Tamas Dobozy’s Seige 13, winner of the Writer’s Trust award, (a collection dealing with repercussions -- in the past or in the immediate present -- of the siege of Budapest by the Red Army in 1944) lured me in almost immediately, though these are difficult stories: choking accounts of past horror and betrayal and of the stain that has spread into the lives of many of today’s Hungarian-Canadians who carry shards and echoes within themselves -- guilts and sorrows -- reflected or personal and ingrained. And these fictional characters are also often neighbours, I realized, these are friends, this is the inner life of so much of Canada indeed, in its many iterations – not just those with invisible cords leading back to central Europe but to so many other parts of the world.
And what a debt we owe to writers like Tamas Dobozy for leading us, willing or not, into those interior lands with such bravery.
Ah, and again betrayal: this time a well-meaning man’s betrayal of his own religious beliefs and moral code, and (again) the stain that spreads – this time from an almost accidental act (the purchase of a slave) as it brings disaster to his children and grandchildren…. This is Linda Spalding’s The Purchase, which, above all, plunged me into the reality of life on the Virginia frontier in the very early days of the U.S. establishing itself as a country, in circumstances where the right moral decisions can often be as hard to discern as the wooded fields are to plough.

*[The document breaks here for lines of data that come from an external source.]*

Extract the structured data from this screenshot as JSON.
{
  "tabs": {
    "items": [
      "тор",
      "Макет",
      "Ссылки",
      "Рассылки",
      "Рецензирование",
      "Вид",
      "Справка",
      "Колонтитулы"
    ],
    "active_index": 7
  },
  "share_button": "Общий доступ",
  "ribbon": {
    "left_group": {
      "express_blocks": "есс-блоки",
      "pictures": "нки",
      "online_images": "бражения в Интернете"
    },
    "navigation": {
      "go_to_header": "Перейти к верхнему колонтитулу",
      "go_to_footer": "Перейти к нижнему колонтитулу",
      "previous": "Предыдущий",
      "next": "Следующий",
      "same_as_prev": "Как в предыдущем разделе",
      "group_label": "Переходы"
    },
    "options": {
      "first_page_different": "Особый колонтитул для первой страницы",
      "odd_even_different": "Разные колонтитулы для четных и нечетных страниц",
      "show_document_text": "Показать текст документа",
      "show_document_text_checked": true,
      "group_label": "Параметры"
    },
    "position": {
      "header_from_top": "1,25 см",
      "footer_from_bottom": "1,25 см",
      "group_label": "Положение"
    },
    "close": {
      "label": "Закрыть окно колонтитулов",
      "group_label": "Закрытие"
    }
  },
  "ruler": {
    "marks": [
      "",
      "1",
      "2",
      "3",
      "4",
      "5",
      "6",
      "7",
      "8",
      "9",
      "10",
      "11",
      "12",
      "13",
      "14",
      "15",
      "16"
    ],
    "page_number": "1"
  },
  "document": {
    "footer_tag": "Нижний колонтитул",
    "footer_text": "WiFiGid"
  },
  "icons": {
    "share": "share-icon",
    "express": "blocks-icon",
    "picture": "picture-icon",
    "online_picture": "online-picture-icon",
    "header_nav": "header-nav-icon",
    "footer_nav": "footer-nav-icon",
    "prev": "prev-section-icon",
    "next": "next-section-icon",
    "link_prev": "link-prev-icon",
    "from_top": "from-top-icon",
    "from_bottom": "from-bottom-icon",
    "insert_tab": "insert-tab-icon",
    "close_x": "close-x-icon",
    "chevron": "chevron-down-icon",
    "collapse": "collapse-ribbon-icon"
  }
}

This is a novel studded with moments where the reader wants to say, “Don’t do it,” to the characters (and particularly to Daniel Dickenson, the widowed father caught up in circumstances that are repeatedly almost beyond his control). “Don’t do it!” or “Why did you do it?” as again and again the hardness of his Quaker ethic collides with what seems like simple humanity; and fatal mistakes roll down the generations. It is a novel where even the telling is studded with lacunae, like the gaps in the thought-processes of the characters themselves and in their communication with one-another: the mystery of their ruinous decisions left to bob just under the consciousness the reader, like potent images in a poem.
Of the three awards under discussion, I now note that the Governor General’s is the only one that has the word “literary” in its title, and Spalding’s novel strikes me as embodying important qualities that go beyond even great story-telling, evocative writing, deep human insights, unforgettable scenes, in the way it raises that most human of conundrums: that in life there are always more questions than answers.
And out of all of that Spalding also allows us the satisfaction of a subtle glint of hope, even though slim as the palest trace of moon, “…waiting to take back the sky.”